Detroit and Its Five Futures / 1
In the postwar years, economic and urban growth slowly shifted from northern and eastern cities to southern and western states. Wartime innovations changed the dynamic of manufacturing economies and opened up space for new sectors to grow. Fueled by air conditioning, cars, the interstates, and the first modern generation of retirees, the Sun Belt prospered with booms in the oil, logistics, and defense industries. Today, the story has changed. As the southwest struggles to recognize its tenuous future at the mercy of water scarcity, the idea of going home, as it were — back to the north — does not seem that retrogressive.
The Great Lakes cradle Michigan with a fifth of the world’s surface fresh water. Detroit is blessed with a position at the crossroads of this geography. As the global community reconciles modernity with diminishing resources and growing environmental vulnerability, water will likely be the most volatile driver of conflict in upcoming decades. Needless to say, to many facing long-term drought the Great Lakes look like a cooling, sparkling pool on a hot summer day, and there are endless golf courses, industrial agriscapes, and endlessly sprawling suburbs who would love to partake. Consequently, the chief structural threat to the Great Lakes region’s limitless supply of available water is the diversion of water to areas of the country that have relentlessly and recklessly pushed for unfettered development in the name of short-term growth without addressing the long-term consequences of water scarcity.
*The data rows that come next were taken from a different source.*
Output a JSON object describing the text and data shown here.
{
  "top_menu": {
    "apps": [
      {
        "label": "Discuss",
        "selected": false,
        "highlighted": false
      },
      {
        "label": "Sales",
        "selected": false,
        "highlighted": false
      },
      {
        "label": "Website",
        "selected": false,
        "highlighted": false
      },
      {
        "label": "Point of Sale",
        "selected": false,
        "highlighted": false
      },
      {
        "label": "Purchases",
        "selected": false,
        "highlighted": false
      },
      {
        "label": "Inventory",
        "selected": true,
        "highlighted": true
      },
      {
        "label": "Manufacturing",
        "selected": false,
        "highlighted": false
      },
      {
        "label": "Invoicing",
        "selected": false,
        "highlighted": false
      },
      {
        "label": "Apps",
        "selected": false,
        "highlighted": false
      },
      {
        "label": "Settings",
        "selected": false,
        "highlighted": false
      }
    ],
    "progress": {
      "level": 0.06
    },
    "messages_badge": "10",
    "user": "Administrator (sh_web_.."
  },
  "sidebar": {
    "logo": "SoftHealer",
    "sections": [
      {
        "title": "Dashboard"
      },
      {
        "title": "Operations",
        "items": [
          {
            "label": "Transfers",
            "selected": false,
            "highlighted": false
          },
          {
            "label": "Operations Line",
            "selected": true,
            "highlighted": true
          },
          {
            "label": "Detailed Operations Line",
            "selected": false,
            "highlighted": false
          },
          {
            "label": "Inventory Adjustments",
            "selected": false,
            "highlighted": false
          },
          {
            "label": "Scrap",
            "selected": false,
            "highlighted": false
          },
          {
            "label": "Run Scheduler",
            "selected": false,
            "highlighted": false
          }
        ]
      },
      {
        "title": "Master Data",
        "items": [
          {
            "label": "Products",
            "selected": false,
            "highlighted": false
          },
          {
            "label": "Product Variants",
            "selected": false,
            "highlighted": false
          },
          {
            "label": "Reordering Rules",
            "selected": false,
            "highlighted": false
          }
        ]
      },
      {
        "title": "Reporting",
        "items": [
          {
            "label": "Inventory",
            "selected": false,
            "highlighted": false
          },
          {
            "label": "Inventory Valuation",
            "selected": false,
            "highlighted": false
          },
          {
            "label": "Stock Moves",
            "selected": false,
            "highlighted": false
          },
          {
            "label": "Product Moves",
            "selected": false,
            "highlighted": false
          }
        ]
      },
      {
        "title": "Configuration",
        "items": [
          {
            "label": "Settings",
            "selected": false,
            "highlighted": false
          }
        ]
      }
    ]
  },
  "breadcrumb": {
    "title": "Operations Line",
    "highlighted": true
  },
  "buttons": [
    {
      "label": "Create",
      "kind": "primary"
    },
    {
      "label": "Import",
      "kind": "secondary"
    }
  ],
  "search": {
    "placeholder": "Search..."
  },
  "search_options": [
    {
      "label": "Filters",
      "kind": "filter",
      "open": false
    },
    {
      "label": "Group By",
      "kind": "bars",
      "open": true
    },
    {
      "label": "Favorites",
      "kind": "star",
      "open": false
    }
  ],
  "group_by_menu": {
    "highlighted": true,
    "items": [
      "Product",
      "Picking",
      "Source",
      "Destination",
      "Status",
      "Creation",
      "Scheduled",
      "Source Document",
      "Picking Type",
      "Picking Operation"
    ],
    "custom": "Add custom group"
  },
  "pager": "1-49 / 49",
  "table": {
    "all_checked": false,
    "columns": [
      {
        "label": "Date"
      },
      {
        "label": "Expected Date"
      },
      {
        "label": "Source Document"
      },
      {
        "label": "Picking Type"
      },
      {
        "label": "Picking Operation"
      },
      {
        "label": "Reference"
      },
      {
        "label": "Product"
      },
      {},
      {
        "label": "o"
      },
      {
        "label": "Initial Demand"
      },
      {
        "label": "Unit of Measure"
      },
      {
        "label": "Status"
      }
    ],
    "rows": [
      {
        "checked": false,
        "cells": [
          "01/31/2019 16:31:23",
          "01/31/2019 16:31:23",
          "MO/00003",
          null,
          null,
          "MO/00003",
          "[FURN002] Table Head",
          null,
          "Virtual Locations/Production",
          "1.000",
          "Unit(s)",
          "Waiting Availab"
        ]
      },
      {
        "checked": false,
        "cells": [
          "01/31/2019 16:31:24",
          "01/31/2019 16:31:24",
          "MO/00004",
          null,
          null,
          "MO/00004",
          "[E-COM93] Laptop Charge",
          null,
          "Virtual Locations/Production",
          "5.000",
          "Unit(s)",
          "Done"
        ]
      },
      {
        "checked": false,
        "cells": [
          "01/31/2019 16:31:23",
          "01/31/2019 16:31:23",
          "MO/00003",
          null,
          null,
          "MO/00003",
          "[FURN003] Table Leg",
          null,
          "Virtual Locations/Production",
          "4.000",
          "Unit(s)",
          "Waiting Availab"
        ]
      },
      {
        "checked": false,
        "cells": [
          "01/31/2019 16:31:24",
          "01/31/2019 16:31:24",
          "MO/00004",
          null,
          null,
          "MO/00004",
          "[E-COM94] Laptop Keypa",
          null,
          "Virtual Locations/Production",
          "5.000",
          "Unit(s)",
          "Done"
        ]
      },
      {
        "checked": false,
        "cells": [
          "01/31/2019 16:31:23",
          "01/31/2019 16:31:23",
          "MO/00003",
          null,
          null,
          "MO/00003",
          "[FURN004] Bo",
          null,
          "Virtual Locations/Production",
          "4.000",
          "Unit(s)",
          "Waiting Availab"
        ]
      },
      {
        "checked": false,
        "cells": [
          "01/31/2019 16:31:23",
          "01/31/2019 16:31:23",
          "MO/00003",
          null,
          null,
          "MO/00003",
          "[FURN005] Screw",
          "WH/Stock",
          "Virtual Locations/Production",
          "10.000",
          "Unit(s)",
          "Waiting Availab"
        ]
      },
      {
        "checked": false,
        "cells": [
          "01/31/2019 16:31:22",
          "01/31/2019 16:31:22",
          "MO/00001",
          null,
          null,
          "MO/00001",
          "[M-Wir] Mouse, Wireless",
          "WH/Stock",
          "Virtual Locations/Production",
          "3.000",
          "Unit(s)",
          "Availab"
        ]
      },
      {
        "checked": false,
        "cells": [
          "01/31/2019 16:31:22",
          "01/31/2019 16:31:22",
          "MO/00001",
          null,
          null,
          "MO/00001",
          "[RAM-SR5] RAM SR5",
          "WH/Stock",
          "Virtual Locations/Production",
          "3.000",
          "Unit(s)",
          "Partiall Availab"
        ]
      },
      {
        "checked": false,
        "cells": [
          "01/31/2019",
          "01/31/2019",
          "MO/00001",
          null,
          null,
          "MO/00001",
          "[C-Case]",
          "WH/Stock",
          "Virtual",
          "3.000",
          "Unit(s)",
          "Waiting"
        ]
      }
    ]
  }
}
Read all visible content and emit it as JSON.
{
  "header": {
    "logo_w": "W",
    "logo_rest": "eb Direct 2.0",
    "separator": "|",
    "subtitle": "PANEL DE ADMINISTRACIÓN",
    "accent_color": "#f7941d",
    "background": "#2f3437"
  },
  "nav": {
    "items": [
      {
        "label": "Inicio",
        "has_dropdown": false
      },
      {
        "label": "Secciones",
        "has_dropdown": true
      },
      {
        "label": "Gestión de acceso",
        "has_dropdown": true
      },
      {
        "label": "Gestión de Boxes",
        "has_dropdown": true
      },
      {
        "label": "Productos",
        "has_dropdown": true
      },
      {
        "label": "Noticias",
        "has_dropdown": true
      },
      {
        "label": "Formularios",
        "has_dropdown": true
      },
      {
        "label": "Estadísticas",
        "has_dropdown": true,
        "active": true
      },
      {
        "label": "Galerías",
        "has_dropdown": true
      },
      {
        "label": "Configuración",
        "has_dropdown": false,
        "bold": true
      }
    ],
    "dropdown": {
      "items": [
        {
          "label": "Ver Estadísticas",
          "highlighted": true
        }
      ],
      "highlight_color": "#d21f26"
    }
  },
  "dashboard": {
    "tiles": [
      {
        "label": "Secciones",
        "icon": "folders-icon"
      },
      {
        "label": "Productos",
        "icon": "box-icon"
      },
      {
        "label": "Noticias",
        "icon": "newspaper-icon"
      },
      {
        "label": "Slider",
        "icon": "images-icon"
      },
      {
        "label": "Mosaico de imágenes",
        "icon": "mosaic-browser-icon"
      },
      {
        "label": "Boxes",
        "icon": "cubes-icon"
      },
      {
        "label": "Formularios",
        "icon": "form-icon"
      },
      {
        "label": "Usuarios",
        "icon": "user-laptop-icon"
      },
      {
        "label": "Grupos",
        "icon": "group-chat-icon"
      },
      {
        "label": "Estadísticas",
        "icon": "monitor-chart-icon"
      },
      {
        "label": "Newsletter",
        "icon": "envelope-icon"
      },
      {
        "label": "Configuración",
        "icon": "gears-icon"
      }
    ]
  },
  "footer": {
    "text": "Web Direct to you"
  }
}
For now, water rights in the Midwest are protected and collectively guaranteed through an international compact between the Great Lakes states and provinces that has been codified in state, provincial, and federal law by the United States and Canada. Not even municipalities within a hundred feed of the Great Lakes watershed boundary can access lake water without the unanimous consent of all treaty states and provinces. And rather than the absurdist, anachronistic first-come-first-served, hereditary water rights laws of the western states, the Great Lakes have established its water resources as a collective asset, grounded in universal rights to access within a distinct watershed. As the possibility of expansive legal and, perhaps someday, military conflicts over water usage looms larger, the societal values that underlie the legal status of Great Lakes water couldn’t be more important — or valuable.
Even though Michigan is the heart and soul of the Great Lakes, like other states it has suffered the exodus of its people to other regions and emerging metropolises with different economic opportunities and pleasant climes. But parched cities, desolate, desperate landscapes, and the prospect of unending drought makes Michigan strategically attractive but also practical. And compared to other economic centers, Michigan and its Midwestern neighbors is affordable due to an abundance of available land and more-or-less stable communities that otherwise been dismissed as lacking any viable, or even interesting, future. An influx of new residents — let’s call them water refugees — from the Sun Belt back into the Midwest is not outlandish. If paired with robust, progressive conservation, land use planning that works with water, and other environmental sustainability initiatives, the Blue Belt will look more and more like the only option. In this scenario, Detroit, Buffalo, Cleveland, and Milwaukee are the cities that will lead this century, not the neoliberal boom towns that got rich quick worshipping the speculation-fueled, spatio-temporal fixes and construction bonanzas of the 80s, 90s, and Oughts. The global picture of scarcity and resource use grows ever darker but as it does, the radiant azure of Michigan’s lush waterscapes grow ever brighter.
Detroit and Its Five Futures
Prologue / Detroit and Its Five Futures
Introduction / The Fist of the City: A Colloquial History
1 / The Blue Belt
2 / The Green Belt
3 / The Mobility Belt
4 / The Innovation Belt
5 / The Design Belt